Bread from heaven

Dutch survivors thank RAF for World War II drop that saved millions
Britain will be 'run for the wealthy and powerful' if Tories retain power - Labour

How 'the Axe' helped Labour

UK will be 'run for the wealthy and powerful' if Tories retain power
Rare and exclusive video shows the horrific price paid by activists for challenging the rule of jihadist extremists in Syria

The price to be paid for challenging the rule of extremists

A revolution now 'consuming its own children'
Welcome to the world of Megagames

Welcome to the world of Megagames

300 players take part in Watch the Skies! board game in London
'Nymphomaniac' actress reveals what it was really like to star in one of the most explicit films ever

Charlotte Gainsbourg on 'Nymphomaniac'

Starring in one of the most explicit films ever
Robert Fisk in Abu Dhabi: The Emirates' out-of-sight migrant workers helping to build the dream projects of its rulers

Robert Fisk in Abu Dhabi

The Emirates' out-of-sight migrant workers helping to build the dream projects of its rulers
Vince Cable interview: Charging fees for employment tribunals was 'a very bad move'

Vince Cable exclusive interview

Charging fees for employment tribunals was 'a very bad move'
Iwan Rheon interview: Game of Thrones star returns to his Welsh roots to record debut album
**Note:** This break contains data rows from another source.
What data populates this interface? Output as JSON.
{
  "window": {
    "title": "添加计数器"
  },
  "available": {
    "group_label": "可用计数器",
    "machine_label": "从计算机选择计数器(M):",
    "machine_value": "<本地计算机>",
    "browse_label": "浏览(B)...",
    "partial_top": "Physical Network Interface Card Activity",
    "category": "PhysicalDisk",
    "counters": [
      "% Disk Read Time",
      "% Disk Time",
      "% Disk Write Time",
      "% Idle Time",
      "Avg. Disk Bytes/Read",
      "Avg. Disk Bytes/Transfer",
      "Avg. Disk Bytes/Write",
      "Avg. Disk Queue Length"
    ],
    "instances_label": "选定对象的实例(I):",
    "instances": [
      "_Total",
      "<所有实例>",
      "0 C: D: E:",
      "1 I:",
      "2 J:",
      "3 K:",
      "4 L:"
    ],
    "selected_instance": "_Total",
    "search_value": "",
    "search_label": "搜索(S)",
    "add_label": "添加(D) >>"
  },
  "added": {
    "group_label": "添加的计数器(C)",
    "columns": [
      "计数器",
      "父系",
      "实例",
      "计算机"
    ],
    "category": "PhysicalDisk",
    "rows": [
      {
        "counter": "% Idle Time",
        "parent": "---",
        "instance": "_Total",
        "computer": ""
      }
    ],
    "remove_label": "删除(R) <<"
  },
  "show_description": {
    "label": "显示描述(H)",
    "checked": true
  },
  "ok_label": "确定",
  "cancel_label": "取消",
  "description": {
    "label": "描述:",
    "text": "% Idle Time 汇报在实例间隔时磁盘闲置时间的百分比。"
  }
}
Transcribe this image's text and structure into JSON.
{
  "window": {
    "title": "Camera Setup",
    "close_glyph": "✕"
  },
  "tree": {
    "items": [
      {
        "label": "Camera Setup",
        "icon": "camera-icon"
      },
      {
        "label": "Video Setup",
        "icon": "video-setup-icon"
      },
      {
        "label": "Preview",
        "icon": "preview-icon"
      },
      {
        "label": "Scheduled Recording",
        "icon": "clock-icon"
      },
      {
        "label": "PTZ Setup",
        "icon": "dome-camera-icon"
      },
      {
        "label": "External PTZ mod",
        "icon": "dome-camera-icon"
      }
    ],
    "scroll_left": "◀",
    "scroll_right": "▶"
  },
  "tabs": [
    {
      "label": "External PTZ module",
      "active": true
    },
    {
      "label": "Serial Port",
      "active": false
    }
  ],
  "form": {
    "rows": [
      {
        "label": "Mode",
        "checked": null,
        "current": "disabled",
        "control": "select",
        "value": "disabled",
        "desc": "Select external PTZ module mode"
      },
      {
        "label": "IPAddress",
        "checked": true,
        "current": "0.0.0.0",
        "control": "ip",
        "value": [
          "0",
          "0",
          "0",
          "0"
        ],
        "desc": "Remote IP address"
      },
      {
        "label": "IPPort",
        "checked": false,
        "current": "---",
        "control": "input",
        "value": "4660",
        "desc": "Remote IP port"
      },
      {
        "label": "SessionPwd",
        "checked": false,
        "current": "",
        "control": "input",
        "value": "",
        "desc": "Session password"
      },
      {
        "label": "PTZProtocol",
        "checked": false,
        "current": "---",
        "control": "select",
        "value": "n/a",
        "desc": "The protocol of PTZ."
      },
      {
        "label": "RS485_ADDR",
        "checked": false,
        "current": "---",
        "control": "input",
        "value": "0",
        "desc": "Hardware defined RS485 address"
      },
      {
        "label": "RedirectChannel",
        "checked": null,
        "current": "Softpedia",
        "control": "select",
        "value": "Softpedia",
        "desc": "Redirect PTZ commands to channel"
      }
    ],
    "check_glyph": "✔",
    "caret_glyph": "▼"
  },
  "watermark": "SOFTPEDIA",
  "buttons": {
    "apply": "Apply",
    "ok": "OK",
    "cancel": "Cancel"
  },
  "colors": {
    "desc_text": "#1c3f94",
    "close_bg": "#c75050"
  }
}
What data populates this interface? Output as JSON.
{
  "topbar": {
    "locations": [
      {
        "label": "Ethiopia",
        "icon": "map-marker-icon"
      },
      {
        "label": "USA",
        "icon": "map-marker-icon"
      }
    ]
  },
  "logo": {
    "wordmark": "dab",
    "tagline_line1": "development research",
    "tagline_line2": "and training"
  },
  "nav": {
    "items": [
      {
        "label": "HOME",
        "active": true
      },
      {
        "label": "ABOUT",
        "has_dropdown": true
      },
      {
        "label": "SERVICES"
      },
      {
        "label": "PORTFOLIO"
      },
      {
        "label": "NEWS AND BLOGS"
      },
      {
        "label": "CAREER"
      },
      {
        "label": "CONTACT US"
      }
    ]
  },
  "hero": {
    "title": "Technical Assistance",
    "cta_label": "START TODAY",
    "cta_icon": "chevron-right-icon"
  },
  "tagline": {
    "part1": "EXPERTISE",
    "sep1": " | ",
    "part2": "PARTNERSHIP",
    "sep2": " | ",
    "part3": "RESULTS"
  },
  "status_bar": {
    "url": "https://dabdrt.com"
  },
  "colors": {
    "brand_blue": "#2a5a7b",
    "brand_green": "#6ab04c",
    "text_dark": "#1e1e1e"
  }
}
Iwan Rheon is returning to his Welsh roots

Rheon is best known for his role as the Bastard of Bolton. It's gruelling playing a sadistic torturer, he tells Craig McLean, but it hasn't stopped him recording an album of Welsh psychedelia
Morne Hardenberg interview: Cameraman for BBC's upcoming show Shark on filming the ocean's most dangerous predator

It's time for my close-up
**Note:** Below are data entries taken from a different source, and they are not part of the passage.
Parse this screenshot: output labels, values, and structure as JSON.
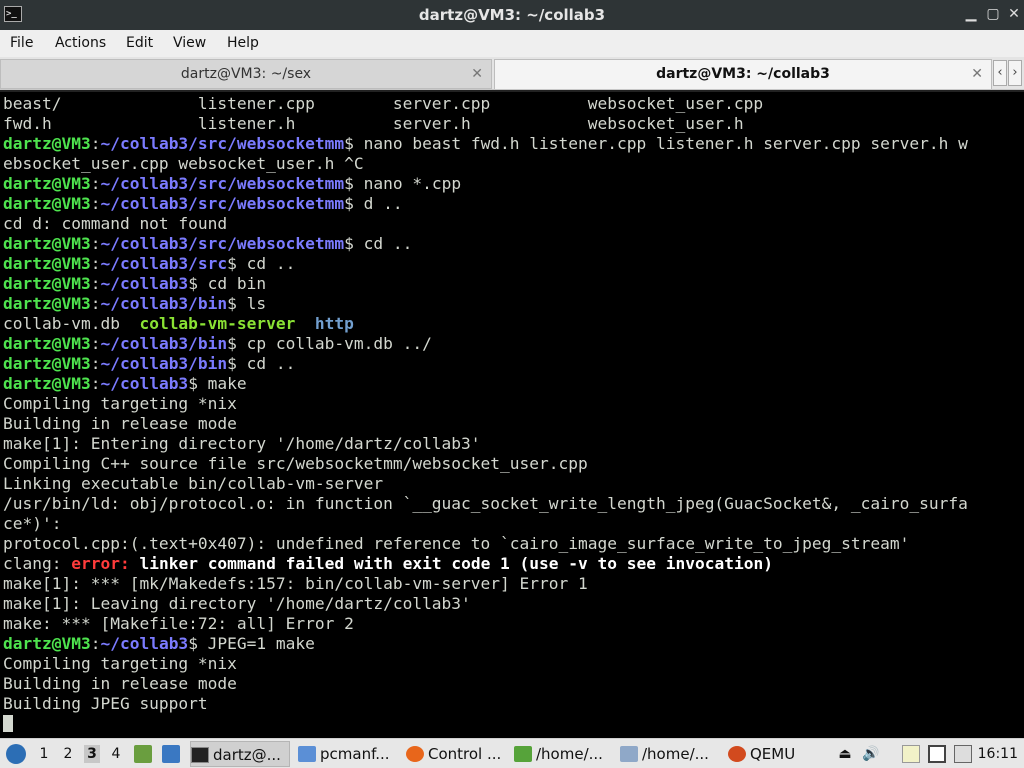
{
  "window": {
    "title": "dartz@VM3: ~/collab3",
    "app_icon_text": ">_"
  },
  "menu": [
    "File",
    "Actions",
    "Edit",
    "View",
    "Help"
  ],
  "tabs": [
    {
      "label": "dartz@VM3: ~/sex",
      "active": false
    },
    {
      "label": "dartz@VM3: ~/collab3",
      "active": true
    }
  ],
  "terminal": {
    "lines": [
      [
        {
          "t": "beast/              listener.cpp        server.cpp          websocket_user.cpp"
        }
      ],
      [
        {
          "t": "fwd.h               listener.h          server.h            websocket_user.h"
        }
      ],
      [
        {
          "t": "dartz@VM3",
          "c": "g"
        },
        {
          "t": ":"
        },
        {
          "t": "~/collab3/src/websocketmm",
          "c": "b"
        },
        {
          "t": "$ nano beast fwd.h listener.cpp listener.h server.cpp server.h w"
        }
      ],
      [
        {
          "t": "ebsocket_user.cpp websocket_user.h ^C"
        }
      ],
      [
        {
          "t": "dartz@VM3",
          "c": "g"
        },
        {
          "t": ":"
        },
        {
          "t": "~/collab3/src/websocketmm",
          "c": "b"
        },
        {
          "t": "$ nano *.cpp"
        }
      ],
      [
        {
          "t": "dartz@VM3",
          "c": "g"
        },
        {
          "t": ":"
        },
        {
          "t": "~/collab3/src/websocketmm",
          "c": "b"
        },
        {
          "t": "$ d .."
        }
      ],
      [
        {
          "t": "cd d: command not found"
        }
      ],
      [
        {
          "t": "dartz@VM3",
          "c": "g"
        },
        {
          "t": ":"
        },
        {
          "t": "~/collab3/src/websocketmm",
          "c": "b"
        },
        {
          "t": "$ cd .."
        }
      ],
      [
        {
          "t": "dartz@VM3",
          "c": "g"
        },
        {
          "t": ":"
        },
        {
          "t": "~/collab3/src",
          "c": "b"
        },
        {
          "t": "$ cd .."
        }
      ],
      [
        {
          "t": "dartz@VM3",
          "c": "g"
        },
        {
          "t": ":"
        },
        {
          "t": "~/collab3",
          "c": "b"
        },
        {
          "t": "$ cd bin"
        }
      ],
      [
        {
          "t": "dartz@VM3",
          "c": "g"
        },
        {
          "t": ":"
        },
        {
          "t": "~/collab3/bin",
          "c": "b"
        },
        {
          "t": "$ ls"
        }
      ],
      [
        {
          "t": "collab-vm.db  "
        },
        {
          "t": "collab-vm-server",
          "c": "exe"
        },
        {
          "t": "  "
        },
        {
          "t": "http",
          "c": "dir"
        }
      ],
      [
        {
          "t": "dartz@VM3",
          "c": "g"
        },
        {
          "t": ":"
        },
        {
          "t": "~/collab3/bin",
          "c": "b"
        },
        {
          "t": "$ cp collab-vm.db ../"
        }
      ],
      [
        {
          "t": "dartz@VM3",
          "c": "g"
        },
        {
          "t": ":"
        },
        {
          "t": "~/collab3/bin",
          "c": "b"
        },
        {
          "t": "$ cd .."
        }
      ],
      [
        {
          "t": "dartz@VM3",
          "c": "g"
        },
        {
          "t": ":"
        },
        {
          "t": "~/collab3",
          "c": "b"
        },
        {
          "t": "$ make"
        }
      ],
      [
        {
          "t": "Compiling targeting *nix"
        }
      ],
      [
        {
          "t": "Building in release mode"
        }
      ],
      [
        {
          "t": "make[1]: Entering directory '/home/dartz/collab3'"
        }
      ],
      [
        {
          "t": "Compiling C++ source file src/websocketmm/websocket_user.cpp"
        }
      ],
      [
        {
          "t": "Linking executable bin/collab-vm-server"
        }
      ],
      [
        {
          "t": "/usr/bin/ld: obj/protocol.o: in function `__guac_socket_write_length_jpeg(GuacSocket&, _cairo_surfa"
        }
      ],
      [
        {
          "t": "ce*)':"
        }
      ],
      [
        {
          "t": "protocol.cpp:(.text+0x407): undefined reference to `cairo_image_surface_write_to_jpeg_stream'"
        }
      ],
      [
        {
          "t": "clang: "
        },
        {
          "t": "error: ",
          "c": "r"
        },
        {
          "t": "linker command failed with exit code 1 (use -v to see invocation)",
          "c": "w"
        }
      ],
      [
        {
          "t": "make[1]: *** [mk/Makedefs:157: bin/collab-vm-server] Error 1"
        }
      ],
      [
        {
          "t": "make[1]: Leaving directory '/home/dartz/collab3'"
        }
      ],
      [
        {
          "t": "make: *** [Makefile:72: all] Error 2"
        }
      ],
      [
        {
          "t": "dartz@VM3",
          "c": "g"
        },
        {
          "t": ":"
        },
        {
          "t": "~/collab3",
          "c": "b"
        },
        {
          "t": "$ JPEG=1 make"
        }
      ],
      [
        {
          "t": "Compiling targeting *nix"
        }
      ],
      [
        {
          "t": "Building in release mode"
        }
      ],
      [
        {
          "t": "Building JPEG support"
        }
      ]
    ]
  },
  "taskbar": {
    "desktops": [
      "1",
      "2",
      "3",
      "4"
    ],
    "active_desktop": "3",
    "tasks": [
      {
        "label": "dartz@...",
        "icon": "terminal-icon",
        "active": true
      },
      {
        "label": "pcmanf...",
        "icon": "folder-icon",
        "active": false
      },
      {
        "label": "Control ...",
        "icon": "firefox-icon",
        "active": false
      },
      {
        "label": "/home/...",
        "icon": "editor-icon",
        "active": false
      },
      {
        "label": "/home/...",
        "icon": "text-editor-icon",
        "active": false
      },
      {
        "label": "QEMU",
        "icon": "qemu-icon",
        "active": false
      }
    ],
    "clock": "16:11"
  }
}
Meet the man who films great whites for a living
Increasing numbers of homeless people in America keep their mobile phones on the streets

Homeless people keep mobile phones

A homeless person with a smartphone is a common sight in the US. And that's creating a network where the 'hobo' community can share information - and fight stigma - like never before